Love Crime (Crime d’amour)

France (2010) Dir. Alain Corneau

Ambition, hard work and acute business acumen sees the stock of young executive Isabelle Guérin (Ludivine Sagnier) rise in the eyes of her boss Christine (Kristin Scott Thomas), who blatantly steals one of Isabelle’s ideas as her own to score a big contract. But when Isabelle gets intimate with Christine’s boyfriend Philippe (Patrick Mille), Christine decides to extract revenge on both. What she doesn’t bargain for is how far Isabelle will go to fight back after one public humiliation scene too many.

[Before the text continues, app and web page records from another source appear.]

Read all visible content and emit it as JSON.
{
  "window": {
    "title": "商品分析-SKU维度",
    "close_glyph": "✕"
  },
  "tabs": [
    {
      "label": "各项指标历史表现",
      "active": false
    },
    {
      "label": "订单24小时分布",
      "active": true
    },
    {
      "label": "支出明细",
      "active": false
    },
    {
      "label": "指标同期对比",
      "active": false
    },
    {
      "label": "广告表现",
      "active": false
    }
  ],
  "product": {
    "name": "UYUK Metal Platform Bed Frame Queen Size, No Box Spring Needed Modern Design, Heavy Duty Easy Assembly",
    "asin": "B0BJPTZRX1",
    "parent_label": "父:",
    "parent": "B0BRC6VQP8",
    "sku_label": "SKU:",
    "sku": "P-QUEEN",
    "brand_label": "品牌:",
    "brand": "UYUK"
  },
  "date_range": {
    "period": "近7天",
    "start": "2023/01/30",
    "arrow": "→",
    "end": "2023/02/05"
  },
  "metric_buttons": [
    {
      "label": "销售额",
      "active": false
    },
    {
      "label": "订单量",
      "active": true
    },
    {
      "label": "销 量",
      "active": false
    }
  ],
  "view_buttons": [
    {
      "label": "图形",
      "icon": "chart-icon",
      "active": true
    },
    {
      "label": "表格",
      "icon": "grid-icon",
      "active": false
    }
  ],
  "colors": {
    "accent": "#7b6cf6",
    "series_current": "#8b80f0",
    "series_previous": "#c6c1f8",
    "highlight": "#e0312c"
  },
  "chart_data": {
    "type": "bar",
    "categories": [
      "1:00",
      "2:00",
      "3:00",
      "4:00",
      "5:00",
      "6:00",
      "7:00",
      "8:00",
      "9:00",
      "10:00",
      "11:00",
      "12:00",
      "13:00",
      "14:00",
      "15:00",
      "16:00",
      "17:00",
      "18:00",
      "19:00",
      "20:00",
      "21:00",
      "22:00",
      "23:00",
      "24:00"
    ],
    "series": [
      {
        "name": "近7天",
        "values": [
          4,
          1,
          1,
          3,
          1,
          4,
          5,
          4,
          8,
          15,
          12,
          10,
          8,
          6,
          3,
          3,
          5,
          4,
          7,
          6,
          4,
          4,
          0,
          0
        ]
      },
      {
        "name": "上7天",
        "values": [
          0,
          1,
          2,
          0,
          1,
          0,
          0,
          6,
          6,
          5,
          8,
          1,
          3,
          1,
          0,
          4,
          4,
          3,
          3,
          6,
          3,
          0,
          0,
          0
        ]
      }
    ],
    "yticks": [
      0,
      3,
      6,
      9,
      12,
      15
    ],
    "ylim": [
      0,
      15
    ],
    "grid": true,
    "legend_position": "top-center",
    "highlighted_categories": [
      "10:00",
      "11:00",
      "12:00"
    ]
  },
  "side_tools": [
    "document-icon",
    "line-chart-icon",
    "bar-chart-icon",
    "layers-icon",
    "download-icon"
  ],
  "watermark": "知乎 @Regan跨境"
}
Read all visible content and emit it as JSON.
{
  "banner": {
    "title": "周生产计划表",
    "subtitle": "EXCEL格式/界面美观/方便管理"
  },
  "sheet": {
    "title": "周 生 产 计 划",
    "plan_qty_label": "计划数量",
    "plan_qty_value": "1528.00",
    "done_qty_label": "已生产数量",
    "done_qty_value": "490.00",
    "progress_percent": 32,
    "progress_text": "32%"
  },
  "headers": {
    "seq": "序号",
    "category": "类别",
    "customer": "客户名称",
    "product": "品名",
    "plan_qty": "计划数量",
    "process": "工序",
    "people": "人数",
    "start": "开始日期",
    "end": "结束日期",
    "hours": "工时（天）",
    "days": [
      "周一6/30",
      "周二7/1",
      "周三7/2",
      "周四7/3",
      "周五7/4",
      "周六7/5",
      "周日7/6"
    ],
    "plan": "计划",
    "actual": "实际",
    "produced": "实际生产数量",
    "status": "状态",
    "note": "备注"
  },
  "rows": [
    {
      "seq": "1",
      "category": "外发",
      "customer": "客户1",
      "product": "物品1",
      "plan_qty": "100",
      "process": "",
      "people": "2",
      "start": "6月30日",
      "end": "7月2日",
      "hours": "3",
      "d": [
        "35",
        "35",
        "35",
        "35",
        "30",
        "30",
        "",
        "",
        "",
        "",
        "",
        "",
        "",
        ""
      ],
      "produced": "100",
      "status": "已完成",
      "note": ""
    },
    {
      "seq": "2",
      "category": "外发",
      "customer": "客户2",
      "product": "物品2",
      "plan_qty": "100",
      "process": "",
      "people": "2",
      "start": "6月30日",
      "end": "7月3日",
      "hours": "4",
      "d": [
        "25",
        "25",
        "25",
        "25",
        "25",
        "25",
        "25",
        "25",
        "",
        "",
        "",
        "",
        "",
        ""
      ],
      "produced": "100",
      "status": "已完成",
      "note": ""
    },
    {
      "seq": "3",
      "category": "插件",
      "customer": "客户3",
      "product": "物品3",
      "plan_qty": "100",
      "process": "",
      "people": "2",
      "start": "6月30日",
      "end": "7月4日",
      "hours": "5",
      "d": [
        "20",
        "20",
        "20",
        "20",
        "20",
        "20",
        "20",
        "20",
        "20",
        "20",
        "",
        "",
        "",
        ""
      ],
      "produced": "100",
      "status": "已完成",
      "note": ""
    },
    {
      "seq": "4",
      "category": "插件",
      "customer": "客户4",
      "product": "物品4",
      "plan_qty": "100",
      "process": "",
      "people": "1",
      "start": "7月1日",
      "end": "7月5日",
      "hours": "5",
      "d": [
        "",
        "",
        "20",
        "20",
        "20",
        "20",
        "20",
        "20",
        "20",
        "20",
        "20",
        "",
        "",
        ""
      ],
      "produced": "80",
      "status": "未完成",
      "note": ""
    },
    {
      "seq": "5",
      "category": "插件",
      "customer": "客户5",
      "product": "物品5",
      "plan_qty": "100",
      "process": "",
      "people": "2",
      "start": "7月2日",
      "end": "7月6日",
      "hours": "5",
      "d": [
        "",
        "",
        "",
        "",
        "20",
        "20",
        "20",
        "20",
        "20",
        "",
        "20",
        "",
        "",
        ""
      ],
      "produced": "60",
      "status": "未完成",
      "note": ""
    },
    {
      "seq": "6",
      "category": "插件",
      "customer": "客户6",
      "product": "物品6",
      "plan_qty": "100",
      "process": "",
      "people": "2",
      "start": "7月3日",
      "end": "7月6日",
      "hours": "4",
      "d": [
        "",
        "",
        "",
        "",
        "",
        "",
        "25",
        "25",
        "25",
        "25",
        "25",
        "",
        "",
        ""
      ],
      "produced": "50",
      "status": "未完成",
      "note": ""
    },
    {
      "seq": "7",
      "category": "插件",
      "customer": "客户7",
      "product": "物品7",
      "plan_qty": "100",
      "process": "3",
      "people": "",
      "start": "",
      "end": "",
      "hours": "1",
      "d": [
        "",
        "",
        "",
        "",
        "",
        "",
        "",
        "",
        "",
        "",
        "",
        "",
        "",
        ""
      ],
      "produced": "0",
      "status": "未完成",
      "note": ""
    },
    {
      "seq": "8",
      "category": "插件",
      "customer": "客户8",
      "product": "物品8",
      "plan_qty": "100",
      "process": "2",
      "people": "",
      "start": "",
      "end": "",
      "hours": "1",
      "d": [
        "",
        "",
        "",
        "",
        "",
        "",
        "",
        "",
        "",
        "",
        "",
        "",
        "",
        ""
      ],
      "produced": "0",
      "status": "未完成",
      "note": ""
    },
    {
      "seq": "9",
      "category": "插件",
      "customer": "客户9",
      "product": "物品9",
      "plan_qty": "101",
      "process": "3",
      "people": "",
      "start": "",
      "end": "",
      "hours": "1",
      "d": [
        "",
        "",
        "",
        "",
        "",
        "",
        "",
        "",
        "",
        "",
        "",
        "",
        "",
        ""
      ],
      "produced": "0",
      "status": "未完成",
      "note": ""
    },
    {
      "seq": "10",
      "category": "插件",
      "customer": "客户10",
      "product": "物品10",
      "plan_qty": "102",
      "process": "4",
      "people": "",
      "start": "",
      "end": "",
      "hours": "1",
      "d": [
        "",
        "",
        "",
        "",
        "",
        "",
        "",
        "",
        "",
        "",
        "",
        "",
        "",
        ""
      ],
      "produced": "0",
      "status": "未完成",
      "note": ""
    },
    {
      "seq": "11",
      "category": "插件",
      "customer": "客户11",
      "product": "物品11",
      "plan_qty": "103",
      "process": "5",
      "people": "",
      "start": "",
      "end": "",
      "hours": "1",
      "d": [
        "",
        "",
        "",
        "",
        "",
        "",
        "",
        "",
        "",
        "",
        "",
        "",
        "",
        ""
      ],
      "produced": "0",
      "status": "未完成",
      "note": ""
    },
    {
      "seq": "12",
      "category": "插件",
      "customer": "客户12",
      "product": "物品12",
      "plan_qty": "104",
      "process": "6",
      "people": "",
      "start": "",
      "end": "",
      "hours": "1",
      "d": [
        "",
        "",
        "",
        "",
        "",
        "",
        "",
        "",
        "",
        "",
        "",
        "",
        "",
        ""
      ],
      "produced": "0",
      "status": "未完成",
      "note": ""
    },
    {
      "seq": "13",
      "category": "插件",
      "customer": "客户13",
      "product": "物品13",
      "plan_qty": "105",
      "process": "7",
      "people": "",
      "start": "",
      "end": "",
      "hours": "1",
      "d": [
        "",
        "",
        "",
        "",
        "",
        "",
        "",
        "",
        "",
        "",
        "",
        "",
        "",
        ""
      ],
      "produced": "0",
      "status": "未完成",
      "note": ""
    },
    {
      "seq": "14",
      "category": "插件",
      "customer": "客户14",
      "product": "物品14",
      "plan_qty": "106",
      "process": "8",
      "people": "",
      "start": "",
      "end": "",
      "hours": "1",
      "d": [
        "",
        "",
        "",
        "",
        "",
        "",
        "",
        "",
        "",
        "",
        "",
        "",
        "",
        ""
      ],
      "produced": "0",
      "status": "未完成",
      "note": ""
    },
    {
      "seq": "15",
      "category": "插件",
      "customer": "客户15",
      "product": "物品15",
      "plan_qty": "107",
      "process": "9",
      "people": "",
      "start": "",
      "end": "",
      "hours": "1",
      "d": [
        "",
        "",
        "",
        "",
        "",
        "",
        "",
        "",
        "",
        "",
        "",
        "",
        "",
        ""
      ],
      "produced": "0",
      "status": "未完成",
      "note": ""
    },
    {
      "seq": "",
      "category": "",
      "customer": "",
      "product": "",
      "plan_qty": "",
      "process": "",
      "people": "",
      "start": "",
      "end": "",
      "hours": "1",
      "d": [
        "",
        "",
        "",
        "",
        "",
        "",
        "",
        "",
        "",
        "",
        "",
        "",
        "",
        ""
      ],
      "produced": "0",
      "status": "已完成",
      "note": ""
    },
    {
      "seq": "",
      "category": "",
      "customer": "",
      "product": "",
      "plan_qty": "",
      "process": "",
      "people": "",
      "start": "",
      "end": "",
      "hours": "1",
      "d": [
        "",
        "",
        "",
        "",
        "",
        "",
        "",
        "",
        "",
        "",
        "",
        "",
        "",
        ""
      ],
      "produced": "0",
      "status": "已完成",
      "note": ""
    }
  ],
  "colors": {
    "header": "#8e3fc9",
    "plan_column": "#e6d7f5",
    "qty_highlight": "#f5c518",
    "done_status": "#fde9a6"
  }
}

This psycho thriller was the last film from acclaimed director Alain Corneau, released posthumously after his death from cancer aged 67. It was remade in 2012 by no less a director than Brian DePalma and stars Noomi Rapace and Rachel McAdams, although its release has thus far been limited to festivals and DVD release only in most territories. Indeed, “psycho” is an apt prefix for this twisting revenge story considering the lengths Isabelle goes to in order to put her ruthless boss in her place, often pushing the boundaries of believability to quite an extent.

Christine is a ruthless and manipulative boss who plays with people for her own amusement but is always one step ahead of them for when she has had her fun. Isabelle is the mousey but earnest hardworking protégé with the ideas that keep Christine’s career alive, who soon becomes her next play thing.

First it is the compliments, then the encouragement to glam herself up followed by the gifts to make Isabelle feel special, until Christine’s vile and selfish ego comes into play. She sends Isabelle to Cairo with Phillipe where the inevitable happens (by Christine’s design perhaps?) which doesn’t sit well with her. After discovering some financial irregularities with Phillipe’s account within the firm and that Isabelle worked a deal with the US behind her back, Christine flexes her muscles to force a break up between the two followed by the slow and ritual public humiliation of Isabelle at every opportunity.

To say Isabelle’s revenge is extreme is something of an understatement, taking in some elaborate and almost unbelievable acts of martyrdom in order to ensure those who wrong her pay dearly. With only her assistant Daniel (Guillaume Marquet) and sister Claudine (Marie Guillard) on her side, Isabelle fights an uphill struggle in the name of vengeance and justice that cannot be discussed further for fear of spoiling the incredible and often incredulous developments. That said, it is to the testament of the writing of Corneau and Natalie Carter and the virtuoso performance of Ludivine Sagnier that the viewer is so wholly engaged in the on screen action with disbelief well and truly suspended (well almost).  

While the story seems to spiral out of control, a few clues are left for the viewer to pick up on, some obvious, some not so. When the pieces of the puzzle are gradually fitted together we are tested on how much attention we have been paying thus far and it is not long before one is asking “but what about…?” Even if the credibility of an explanation is stretched everything is accounted for and has a secure place in the final picture.

It should be noted that the publicity for this film in some cases is trying sell this as an erotic and possibly Sapphic thriller. Despite a couple of risibly overreacted but blink and you miss them sex scenes any erotica is in the prurient minds of the publicists. The aforementioned US remake might have gone down this route, but Corneau’s film is a revenge psychodrama through and through.

The usually dominant Kristin Scott Thomas in a rare nasty role is deliciously hateable as the duplicitous and morally bereft Christine yet manages to retain her usual poise and natural refined demeanour, making her character a rather slinky villainess. Despite her presence though it is Sagnier who carries the weight of this film on her slender shoulders, delivering another trademark nuanced performance.

Isabelle’s transformation from dowdy assistant to broken down mental mess and finally to fully fledged glamourpuss is gradual and full of subtleties to keep this evolution rooted in realism – for the most part at least, the final stage is a just a little cheesy and jarring juxtaposed with what came before. It is in the mid second act when Isabelle is at her lowest and most divisive that Sagnier gets to dive deep into her extensive repertoire of previous characters to essay each of the devastating changes in Isabelle’s life.

Putting aside that the content gets a little far fetched in places, Love Crimes is well made and never dull. Corneau can rest assured that he left us with a swan song that showcases the talents of its leading lady and keeps the viewer’s attention in the process with a spiralling and scary tale of just how far you can push a person and how far they will go to push back. You have been warned.